Hospice care may not readily come to mind as an intersection for science and spirituality, but for one patient and his chaplain, the connection they’ve forged was built from discussions about these very topics.
Dr. Watson, a retired internist and a current patient receiving care from Hospice of the Red River Valley, approaches the world from a clinical, scientific perspective.
During a hospital visit in 2013, Dr. Watson’s doctors took a chest x-ray and found a mass in his right lung. They encouraged him to look into hospice care. “I said, ‘I don’t really know what that is,’” Dr. Watson said, “so my doctor explained it to me, and that’s how I got started.”
Dr. Watson is acutely aware of how important face-to-face visits are for establishing rapport with patients, and he says the visits from Hospice staff have been very helpful. “I’m glad to see them,” he shared. “They answer my questions. They check my vitals, too. It’s interesting to talk to different people.”
According to Karin, Hospice of the Red River Valley chaplain, Dr. Watson has taken great care to interview the Hospice team members. “He learns something about each one and shows interest in us not only as skilled clinicians but as people with lives outside of our professions,” she said.
Dr. Watson has been married to his wife Delores for 65 years, and they have four children. He’s always been a social person and active in his community. He is a member of the American Legion, The United Methodist Church of Detroit Lakes and was a long-time volunteer with the local Boys and Girls Club. As a band leader and trumpet player, Dr. Watson started the big band group Doc and the Scrubs and established Tuesdays in the Park, a popular music series in Detroit Lakes that continues to this day.
Not only does Dr. Watson enjoy big band and classical music, he is also an avid reader. He reads material related to his medical profession and has an equal interest in theology, church history and biblical literature. Being a critical thinker and scientist led Dr. Watson to question some of the literal understandings of scripture and the God that he grew up with, and his spirit is energized by discussions around these topics.
His first question during each visit with the chaplain is, “What are you reading?” Karin was inspired to read several books that Dr. Watson suggested, which enhanced their visits and conversation. “He doesn’t need answers to all the big questions,” Karin shared, “but he loves the pursuit of knowledge and understanding in and of itself. In fact, when Dr. Watson is asked about what is to follow this life, he says with a twinkle in his eye, ‘I am excited to find out.’”
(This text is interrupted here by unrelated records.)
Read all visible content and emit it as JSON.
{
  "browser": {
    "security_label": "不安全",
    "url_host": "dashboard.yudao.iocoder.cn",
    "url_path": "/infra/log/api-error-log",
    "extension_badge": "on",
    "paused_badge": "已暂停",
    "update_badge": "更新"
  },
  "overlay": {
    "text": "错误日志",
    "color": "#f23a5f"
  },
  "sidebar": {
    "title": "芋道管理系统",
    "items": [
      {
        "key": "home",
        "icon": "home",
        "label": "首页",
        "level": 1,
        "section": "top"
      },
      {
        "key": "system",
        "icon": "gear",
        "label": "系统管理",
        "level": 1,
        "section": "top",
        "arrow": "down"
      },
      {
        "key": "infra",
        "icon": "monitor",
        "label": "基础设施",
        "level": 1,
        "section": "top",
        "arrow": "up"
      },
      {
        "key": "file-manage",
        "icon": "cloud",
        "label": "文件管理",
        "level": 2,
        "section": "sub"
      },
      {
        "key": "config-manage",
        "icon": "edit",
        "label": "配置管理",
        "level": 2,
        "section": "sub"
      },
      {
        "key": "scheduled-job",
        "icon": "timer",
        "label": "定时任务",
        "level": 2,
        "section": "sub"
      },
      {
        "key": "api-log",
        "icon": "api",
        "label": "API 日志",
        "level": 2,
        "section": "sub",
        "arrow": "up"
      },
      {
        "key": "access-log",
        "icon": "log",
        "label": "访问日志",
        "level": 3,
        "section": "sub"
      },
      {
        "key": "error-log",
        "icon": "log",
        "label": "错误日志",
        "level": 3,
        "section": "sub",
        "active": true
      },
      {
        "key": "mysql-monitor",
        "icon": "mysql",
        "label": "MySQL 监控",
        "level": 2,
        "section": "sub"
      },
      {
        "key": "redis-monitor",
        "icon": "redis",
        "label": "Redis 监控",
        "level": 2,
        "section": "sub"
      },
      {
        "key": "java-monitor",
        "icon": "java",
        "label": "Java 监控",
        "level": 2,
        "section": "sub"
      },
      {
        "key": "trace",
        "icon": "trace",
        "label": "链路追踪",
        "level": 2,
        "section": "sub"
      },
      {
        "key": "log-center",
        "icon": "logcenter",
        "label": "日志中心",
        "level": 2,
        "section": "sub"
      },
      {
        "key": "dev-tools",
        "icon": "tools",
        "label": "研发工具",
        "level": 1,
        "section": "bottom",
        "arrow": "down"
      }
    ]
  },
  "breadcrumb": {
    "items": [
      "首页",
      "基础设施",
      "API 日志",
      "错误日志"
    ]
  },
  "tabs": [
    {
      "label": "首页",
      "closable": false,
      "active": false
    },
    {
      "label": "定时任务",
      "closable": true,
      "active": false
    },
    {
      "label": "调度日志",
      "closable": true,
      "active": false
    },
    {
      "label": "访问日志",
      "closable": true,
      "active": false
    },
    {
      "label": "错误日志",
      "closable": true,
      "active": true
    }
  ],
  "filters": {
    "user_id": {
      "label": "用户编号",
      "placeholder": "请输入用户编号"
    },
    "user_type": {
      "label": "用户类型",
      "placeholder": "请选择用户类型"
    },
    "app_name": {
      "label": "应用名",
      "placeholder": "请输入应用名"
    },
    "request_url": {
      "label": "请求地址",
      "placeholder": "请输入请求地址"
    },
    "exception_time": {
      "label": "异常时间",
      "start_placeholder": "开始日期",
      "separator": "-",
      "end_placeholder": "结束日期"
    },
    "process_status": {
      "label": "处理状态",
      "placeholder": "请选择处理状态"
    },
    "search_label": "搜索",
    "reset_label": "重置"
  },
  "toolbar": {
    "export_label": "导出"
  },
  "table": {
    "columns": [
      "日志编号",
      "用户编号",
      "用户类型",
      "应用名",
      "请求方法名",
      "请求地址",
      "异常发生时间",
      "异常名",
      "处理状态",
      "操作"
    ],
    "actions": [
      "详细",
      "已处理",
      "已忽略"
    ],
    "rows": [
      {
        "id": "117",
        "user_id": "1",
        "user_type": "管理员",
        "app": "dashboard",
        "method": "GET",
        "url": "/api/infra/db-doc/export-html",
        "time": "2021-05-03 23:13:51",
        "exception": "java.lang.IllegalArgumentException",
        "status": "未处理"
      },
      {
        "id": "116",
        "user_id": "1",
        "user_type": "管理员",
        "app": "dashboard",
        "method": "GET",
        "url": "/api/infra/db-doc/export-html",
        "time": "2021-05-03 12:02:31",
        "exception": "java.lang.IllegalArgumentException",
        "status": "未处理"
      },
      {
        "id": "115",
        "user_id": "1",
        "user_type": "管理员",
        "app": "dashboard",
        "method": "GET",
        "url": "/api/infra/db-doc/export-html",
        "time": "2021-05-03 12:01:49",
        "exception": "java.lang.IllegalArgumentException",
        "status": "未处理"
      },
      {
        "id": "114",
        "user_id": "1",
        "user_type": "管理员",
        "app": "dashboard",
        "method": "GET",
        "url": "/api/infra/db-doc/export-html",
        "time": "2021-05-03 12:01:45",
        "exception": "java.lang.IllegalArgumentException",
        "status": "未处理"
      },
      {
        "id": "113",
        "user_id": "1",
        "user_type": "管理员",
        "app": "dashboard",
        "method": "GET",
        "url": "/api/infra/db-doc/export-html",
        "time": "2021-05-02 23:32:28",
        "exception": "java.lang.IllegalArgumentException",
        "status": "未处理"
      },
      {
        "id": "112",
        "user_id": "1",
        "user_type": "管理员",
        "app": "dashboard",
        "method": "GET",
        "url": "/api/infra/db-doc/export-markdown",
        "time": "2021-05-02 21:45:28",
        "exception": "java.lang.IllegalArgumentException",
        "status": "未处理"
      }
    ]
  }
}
Every person who receives Hospice support utilizes the skilled staff in varied ways. Dr. Watson said his visits with the chaplain are what he’s appreciated the most about Hospice. And for Dr. Watson and Karin, the relationship they’ve built has been an education in friendship.